In terms of strategy, the agency actively seeks out technically competent and financially sound clients to whom it markets acreage, while ensuring that all prospecting and mining leases are for the long-term economic benefit of South Africa. As custodian, PASA ensures that companies applying for gas rights are vetted to make sure they are financially qualified and technically capable, as well having a good track record in terms of environmental responsibility. Oil and gas exploration requires enormous capital outlay and can represent a risk to workers, communities and the environment. Applicants are therefore required to prove their capabilities and safety record and must carry insurance for environmental rehabilitation.
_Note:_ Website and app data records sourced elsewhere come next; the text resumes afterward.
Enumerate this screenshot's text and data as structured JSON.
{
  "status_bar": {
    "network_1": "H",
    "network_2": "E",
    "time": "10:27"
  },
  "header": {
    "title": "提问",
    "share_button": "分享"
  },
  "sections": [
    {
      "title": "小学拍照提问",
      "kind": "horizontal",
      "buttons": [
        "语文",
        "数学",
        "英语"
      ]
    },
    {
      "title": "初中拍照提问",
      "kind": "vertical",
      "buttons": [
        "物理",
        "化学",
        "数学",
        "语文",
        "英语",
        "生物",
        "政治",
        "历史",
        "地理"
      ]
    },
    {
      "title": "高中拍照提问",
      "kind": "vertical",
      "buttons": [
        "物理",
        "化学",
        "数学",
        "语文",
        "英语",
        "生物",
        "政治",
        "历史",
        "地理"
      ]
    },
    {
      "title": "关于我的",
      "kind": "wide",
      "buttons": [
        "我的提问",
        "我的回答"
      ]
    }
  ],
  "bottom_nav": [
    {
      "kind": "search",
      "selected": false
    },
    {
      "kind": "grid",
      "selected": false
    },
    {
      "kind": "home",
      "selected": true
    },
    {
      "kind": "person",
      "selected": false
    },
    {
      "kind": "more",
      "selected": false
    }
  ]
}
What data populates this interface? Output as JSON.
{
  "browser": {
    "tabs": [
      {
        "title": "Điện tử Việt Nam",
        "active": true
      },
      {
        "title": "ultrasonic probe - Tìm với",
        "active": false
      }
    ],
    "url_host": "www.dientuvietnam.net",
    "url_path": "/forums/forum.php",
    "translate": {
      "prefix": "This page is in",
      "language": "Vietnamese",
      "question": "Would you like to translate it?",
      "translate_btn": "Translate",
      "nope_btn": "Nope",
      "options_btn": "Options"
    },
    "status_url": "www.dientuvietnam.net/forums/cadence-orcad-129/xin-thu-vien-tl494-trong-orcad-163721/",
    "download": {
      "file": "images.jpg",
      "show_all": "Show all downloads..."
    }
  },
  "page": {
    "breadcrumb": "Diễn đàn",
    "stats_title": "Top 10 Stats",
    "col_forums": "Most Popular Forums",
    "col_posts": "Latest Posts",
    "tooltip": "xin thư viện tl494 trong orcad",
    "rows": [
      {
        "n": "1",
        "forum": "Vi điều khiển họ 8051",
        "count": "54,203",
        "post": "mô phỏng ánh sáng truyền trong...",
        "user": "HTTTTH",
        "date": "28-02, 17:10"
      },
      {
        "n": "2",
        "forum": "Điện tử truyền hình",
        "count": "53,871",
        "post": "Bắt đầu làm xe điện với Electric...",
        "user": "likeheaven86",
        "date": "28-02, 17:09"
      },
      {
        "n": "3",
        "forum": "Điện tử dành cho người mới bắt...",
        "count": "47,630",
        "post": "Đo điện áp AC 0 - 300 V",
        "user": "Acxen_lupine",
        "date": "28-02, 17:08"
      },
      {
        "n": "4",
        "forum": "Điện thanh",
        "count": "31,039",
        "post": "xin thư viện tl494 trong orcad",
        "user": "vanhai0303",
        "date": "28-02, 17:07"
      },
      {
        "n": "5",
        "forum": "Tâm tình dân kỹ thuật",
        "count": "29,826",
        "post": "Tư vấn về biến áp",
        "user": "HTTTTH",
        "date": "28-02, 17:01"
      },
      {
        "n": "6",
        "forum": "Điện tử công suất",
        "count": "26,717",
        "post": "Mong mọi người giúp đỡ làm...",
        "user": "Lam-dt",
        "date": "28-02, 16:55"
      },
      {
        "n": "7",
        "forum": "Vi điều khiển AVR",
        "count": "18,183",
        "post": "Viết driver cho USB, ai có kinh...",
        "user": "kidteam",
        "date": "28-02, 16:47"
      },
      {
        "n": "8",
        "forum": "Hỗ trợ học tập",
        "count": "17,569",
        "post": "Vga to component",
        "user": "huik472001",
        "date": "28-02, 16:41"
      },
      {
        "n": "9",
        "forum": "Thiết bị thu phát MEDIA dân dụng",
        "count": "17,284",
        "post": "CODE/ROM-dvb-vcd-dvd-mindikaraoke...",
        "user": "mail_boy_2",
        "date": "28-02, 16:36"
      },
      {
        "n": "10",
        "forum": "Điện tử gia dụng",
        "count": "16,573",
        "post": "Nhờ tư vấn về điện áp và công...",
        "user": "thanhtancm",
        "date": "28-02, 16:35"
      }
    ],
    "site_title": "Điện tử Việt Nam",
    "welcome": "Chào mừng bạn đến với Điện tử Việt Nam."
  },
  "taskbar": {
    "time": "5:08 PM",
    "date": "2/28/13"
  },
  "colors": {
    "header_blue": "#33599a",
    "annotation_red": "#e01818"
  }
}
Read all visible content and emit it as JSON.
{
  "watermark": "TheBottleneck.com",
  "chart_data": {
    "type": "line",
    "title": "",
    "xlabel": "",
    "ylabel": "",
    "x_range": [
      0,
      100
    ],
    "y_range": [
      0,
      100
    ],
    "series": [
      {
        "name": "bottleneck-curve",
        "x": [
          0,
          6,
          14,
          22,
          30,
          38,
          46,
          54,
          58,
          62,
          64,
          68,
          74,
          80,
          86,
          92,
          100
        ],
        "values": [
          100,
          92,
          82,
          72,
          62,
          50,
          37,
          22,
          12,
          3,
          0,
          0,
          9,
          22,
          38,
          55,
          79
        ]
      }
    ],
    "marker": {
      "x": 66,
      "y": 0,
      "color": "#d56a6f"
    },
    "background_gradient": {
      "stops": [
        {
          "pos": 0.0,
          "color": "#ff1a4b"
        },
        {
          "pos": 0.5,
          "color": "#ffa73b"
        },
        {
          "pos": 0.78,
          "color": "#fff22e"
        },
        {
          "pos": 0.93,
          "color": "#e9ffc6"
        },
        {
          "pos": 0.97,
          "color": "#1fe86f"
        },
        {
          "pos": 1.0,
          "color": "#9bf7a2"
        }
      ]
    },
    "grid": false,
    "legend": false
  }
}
Environmental issues are increasingly playing a big part in discussions about how best to utilise South Africa’s natural resources. As part of an attempt to engage in a broader discussion on policy issues, a joint colloquium was held in 2022 on the subject of how to balance South Africa’s energy needs with the country’s climate change commitments. The colloquium, and several online events which prepared for and anticipated the main event, was jointly hosted by the DMRE, the Department of Forestry, Fisheries and the Environment (DFFE) and PASA.

As part of a drive to create certainty for investors, a new bill has been introduced to replace old legislation. The Upstream Petroleum Resources Development (UPRD) Bill provides for greater certainty in terms of security of tenure by combining the rights for the exploration, development and production phase under one permit.

The draft bill was first published in June 2021 and discussions with industry stakeholders are ongoing. Organisations such as the South African Oil and Gas Alliance (SAOGA) will be coordinating responses to present to parliament.

Objectives of the bill include:

  • expanding black participation
  • promoting local employment and skills development
  • creating an enabling environment to accelerate exploration and production of South Africa’s petroleum resources.

Revised draft regulations related to hydraulic fracking in the gas-rich Karoo region were published by the DFFE in July 2022 for public comment. Fracking is a drilling technique that is widely used in other jurisdictions such as the United States, but environmental concerns have been raised. Dr Masangane told Bloomberg in an interview that groundwater and geological studies are being conducted in the biodiversity-rich areas of the Karoo and that once regulations have been finalised, seismic activity will be undertaken to establish which blocks to license.